The problem with these services is that they promote lock-in. Everyone’s on Facebook, because everybody is on Facebook. It’s Metcalfe’s Law run riot – as long as these systems are closed, there can be only one – the more there are, the less likely you are to use them all. Friendster begat MySpace begat Facebook, with each one being effectively killed by its successor – because who wants to update three different social network sites? If there were some sort of interoperability system for social networking, you’d at least have the security that comes with distribution – imagine if email were simply one great big bulletin board with a few rudimentary privacy filters. As it is, I’m getting more and more uneasy every time I check in.
-March 31, 2010
Nailed that, didn’t I? I would ultimately only last about a year and a half more on Facebook, even tangentially, because nothing it brought to the table was worth what it took off.
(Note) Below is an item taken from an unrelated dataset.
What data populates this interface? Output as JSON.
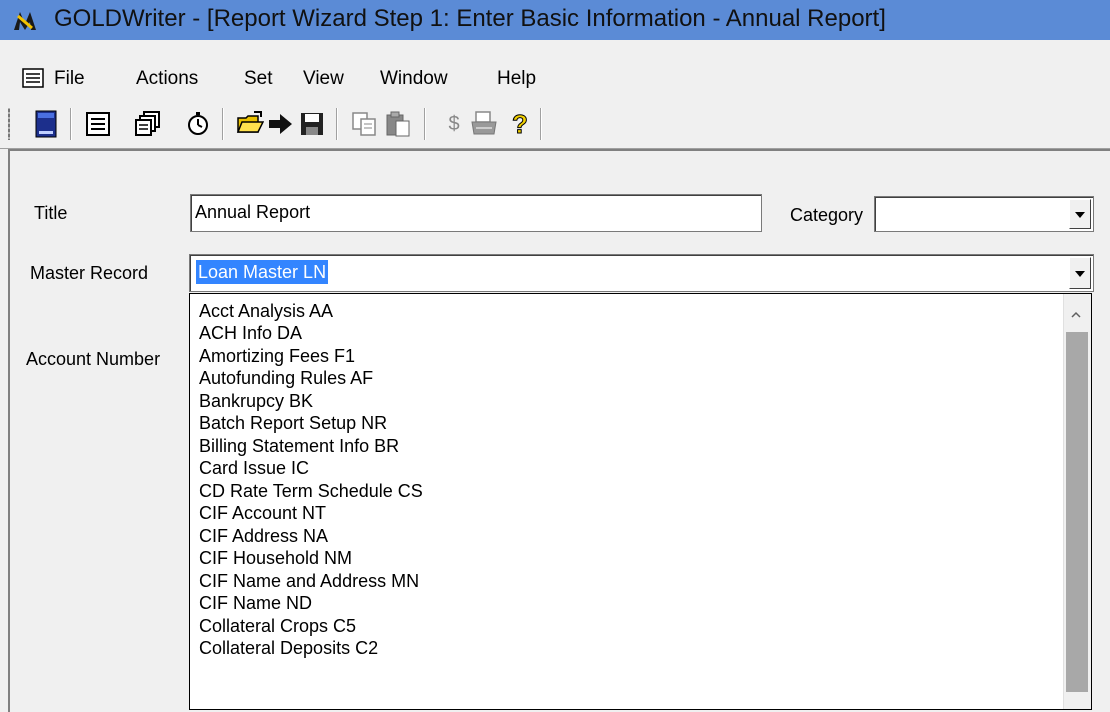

And while I’m sure Twitter didn’t help with the shithole the 2010s were, it wasn’t a patch on how bad things would have been exposed to the Facebook firehose.
But then, go back and look at the alternatives. Heaven knows how much location info I’ve put into Foursquare in the last decade in the name of remembering where I’ve been. All my “private” conversations have been in Signal, which is far less likely to be acquired or go south on us quickly, but who knows? Facebook has never yet been contained, and now with the acquisition of Giphy they have a service integrated into almost everyone else’s chats or social media, which they intend in turn to integrate into…Instagram. The one social media service I don’t seem to be able to live without.
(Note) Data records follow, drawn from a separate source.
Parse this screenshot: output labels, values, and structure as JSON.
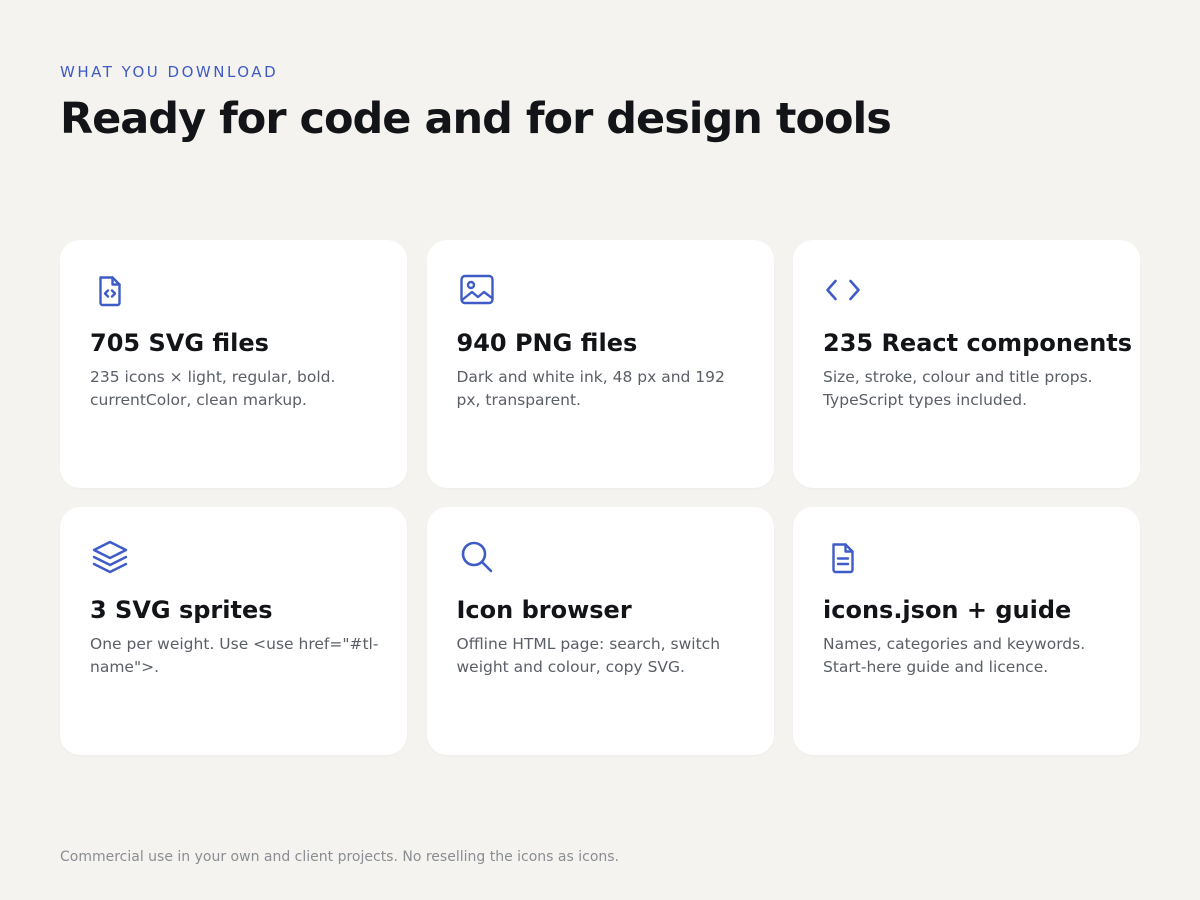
{
  "header": {
    "eyebrow": "WHAT YOU DOWNLOAD",
    "title": "Ready for code and for design tools"
  },
  "accent_color": "#3f5bc7",
  "cards": [
    {
      "icon": "code-file-icon",
      "title": "705 SVG files",
      "description": "235 icons × light, regular, bold. currentColor, clean markup."
    },
    {
      "icon": "image-icon",
      "title": "940 PNG files",
      "description": "Dark and white ink, 48 px and 192 px, transparent."
    },
    {
      "icon": "code-brackets-icon",
      "title": "235 React components",
      "description": "Size, stroke, colour and title props. TypeScript types included."
    },
    {
      "icon": "layers-icon",
      "title": "3 SVG sprites",
      "description": "One per weight. Use <use href=\"#tl-name\">."
    },
    {
      "icon": "search-icon",
      "title": "Icon browser",
      "description": "Offline HTML page: search, switch weight and colour, copy SVG."
    },
    {
      "icon": "document-icon",
      "title": "icons.json + guide",
      "description": "Names, categories and keywords. Start-here guide and licence."
    }
  ],
  "footer": {
    "note": "Commercial use in your own and client projects. No reselling the icons as icons."
  }
}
I’ve tried at diverse times. There have been things like app.net, Peach, micro.blog, Cocoon – all of which seem like the hottest new social network of the afternoon at launch time, but none of which get traction. In the modern era, the only truly reliable social network is the group chat – which in the modern era depends on WhatsApp or Signal or iMessage, which means getting people to download a new app or only having friends with iPhones or again being dragged into the orbit of Facebook, which is neither safe nor reliable. But then, everyone in the rest of the world is on WhatsApp…which Facebook bought without so much as a sniff from antitrust watchdogs, and which is central to their future strategy in a world where the “blue site” is toxic for anyone under 30 and lumped as the 21st century’s AOL by anyone under 60.
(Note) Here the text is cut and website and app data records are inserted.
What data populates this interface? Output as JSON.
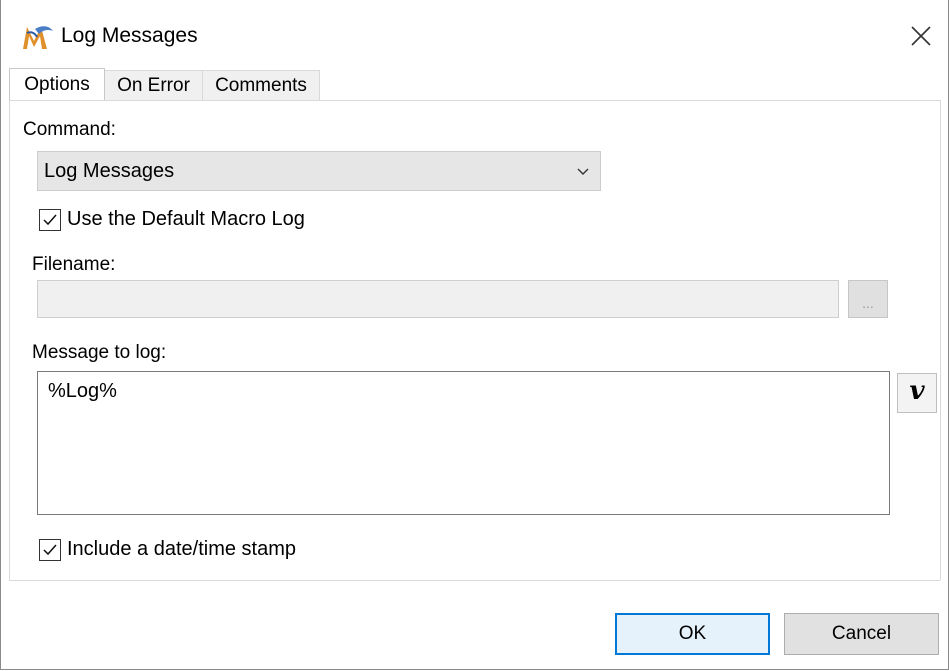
{
  "window": {
    "title": "Log Messages"
  },
  "tabs": [
    {
      "label": "Options",
      "active": true
    },
    {
      "label": "On Error",
      "active": false
    },
    {
      "label": "Comments",
      "active": false
    }
  ],
  "options": {
    "command_label": "Command:",
    "command_value": "Log Messages",
    "use_default_log": {
      "label": "Use the Default Macro Log",
      "checked": true
    },
    "filename_label": "Filename:",
    "filename_value": "",
    "browse_label": "...",
    "message_label": "Message to log:",
    "message_value": "%Log%",
    "variable_button_label": "v",
    "timestamp": {
      "label": "Include a date/time stamp",
      "checked": true
    }
  },
  "buttons": {
    "ok": "OK",
    "cancel": "Cancel"
  },
  "icons": {
    "app": "keyboard-maestro-icon",
    "close": "close-icon",
    "dropdown": "chevron-down-icon",
    "check": "checkmark-icon"
  },
  "colors": {
    "accent": "#0078d7",
    "ok_bg": "#e5f1fb"
  }
}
And the problem now is that anything you’re likely to use is a service. This isn’t like email, which is distributed and independent and where you can spin up your own server and interoperate with anyone else. Everything we use in the 21st century is a unitary service that can go down at a moment’s notice – as we have seen repeatedly with Slack or Instagram or Snapchat. Having your activity bound up in a service – not email, not a series of websites, not interleaved RSS feeds la micro.blog – basically means that someone else owns your data and you are at their mercy for the security and stability of the whole son of a bitch. Then again, if your email server goes down, you’re screwed. If Slack goes down, all of Silly Con Valley is screwed at once – but everything stops until it’s up.
And so we look at the Giphy thing again. If we had a real FTC and DOJ, none of this would be happening, but we don’t have haven’t had in some time. Facebook is buying a significant piece of the underpinnings of contemporary social media, and by doing so gaining entry into the systems of competitors in a way that they have openly leveraged in the past for competitive advantage (with their bullshit “VPN” apps). It’s not going to end well – and we’ve already proven that Facebook is a bad actor that tolerates other bad actors in the name of continued growth and profit.
At some point, the only solution left will be to nuke Menlo Park from orbit.